What You Should Know About Changes to Spousal Maintenance in Illinois

What You Should Know About Changes to Spousal Maintenance in Illinois

By: M. Scott Gordon

If you have been thinking about filing for divorce in Chicago, you might know that Illinois law under the Illinois Marriage and Dissolution of Marriage Act (IMDMA) stipulates guidelines for determining the amount and duration of spousal maintenance awards in certain cases. Now, however, with the passage of Public Act 100-0520, changes to spousal maintenance law will take effect on June 1, 2018. We will summarize the significant changes for you, and then we will give you some more information about how they may be applicable to your situation.

Guidelines for Chicago Spousal Maintenance

Prior to the new guidelines taking effect, courts still had spousal maintenance guidelines to use. Even these guidelines—without the revisions that will take effect on June 1, 2018—are relatively new. Up until a short time ago, there were no statutory guidelines in Illinois for determining spousal maintenance awards or their duration. When guidelines were implemented, they applied to couples with a gross income of under $250,000. In other words, the guidelines would only be applicable if a couple together earned less than $250,000 each year. The formula for determining the duration also had some inconsistencies that needed to be addressed, along with questions of how temporary spousal maintenance would affect the duration of the award.

The following are the three key changes to the law that anyone in Chicago considering divorce should learn more about:

1. Starting in June 1, 2018, the guidelines will apply to a couple with a combined gross income of under $500,000. The change to the law doubles the amount, recognizing that there was a need to streamline the spousal maintenance law in order to make it align with the income shares model for child support. This change to the law also allows higher earning couples to have the benefit of courts using the guidelines, which help to ensure an objective spousal maintenance award.

2. There will no longer be 20 percent shifts in the duration of the maintenance awards. As a report from the Illinois State Bar Association (ISBA) clarifies, the new law “eliminates the 20 percent ‘cliffs’ in the formula for duration of the marriage by gradually increasing the duration of maintenance . . . by 4 percent until the parties’ 20th anniversary.” Previously, for marriages lasting under five years, the court determined the duration of the award by multiplying the length of the marriage by .20, and then when the couple had been married for 5 years, the calculation jumped to multiplying by .40. The change to the statute revises this “20 percent cliff,” as the report describes it.

3. Temporary maintenance awards will count as credit toward the duration of the maintenance award as of June 1, 2018.

Calculating Spousal Maintenance Amount and Duration

On June 1, 2018, the changes to the law discussed above will take effect. How will those calculations change from the current ones? As we mentioned, if a couple earns less than $500,000 combined, the formula in the guidelines will be applicable. To calculate the amount, the court takes 30 percent of the payor’s gross annual income and subtracts 20 percent of the payee’s gross annual income.

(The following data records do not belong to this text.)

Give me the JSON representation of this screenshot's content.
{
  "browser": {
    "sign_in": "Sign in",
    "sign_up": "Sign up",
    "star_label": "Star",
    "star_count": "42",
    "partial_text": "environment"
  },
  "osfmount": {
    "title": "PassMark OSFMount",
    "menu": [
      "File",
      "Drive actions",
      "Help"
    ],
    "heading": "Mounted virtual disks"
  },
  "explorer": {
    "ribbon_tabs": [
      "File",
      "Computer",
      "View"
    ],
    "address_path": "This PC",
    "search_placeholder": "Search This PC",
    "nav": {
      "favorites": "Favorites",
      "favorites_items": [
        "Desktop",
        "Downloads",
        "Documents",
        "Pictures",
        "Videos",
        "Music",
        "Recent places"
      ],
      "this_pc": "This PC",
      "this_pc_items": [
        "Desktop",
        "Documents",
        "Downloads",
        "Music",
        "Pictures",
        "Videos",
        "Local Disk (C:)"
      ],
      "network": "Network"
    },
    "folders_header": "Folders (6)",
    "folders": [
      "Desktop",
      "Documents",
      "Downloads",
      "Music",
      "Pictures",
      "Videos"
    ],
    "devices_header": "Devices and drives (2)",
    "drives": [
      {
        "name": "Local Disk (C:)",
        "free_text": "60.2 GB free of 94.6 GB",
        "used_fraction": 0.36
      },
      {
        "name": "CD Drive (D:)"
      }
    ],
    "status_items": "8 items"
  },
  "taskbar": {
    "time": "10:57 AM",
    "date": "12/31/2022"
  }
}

How about the duration? If the marriages last for fewer than five years, the length of the marriage is multiplied by .20 to get the duration of the award. For marriages longer than five years but shorter than six years, the length is multiplied by .28, and the formula continues to increase by .04 for each additional year of marriage.

Contact a Chicago Spousal Maintenance Lawyer

If you have questions about how the changes to the law will impact you, a Chicago spousal maintenance lawyer can help. Contact Gordon & Perlut, LLC today.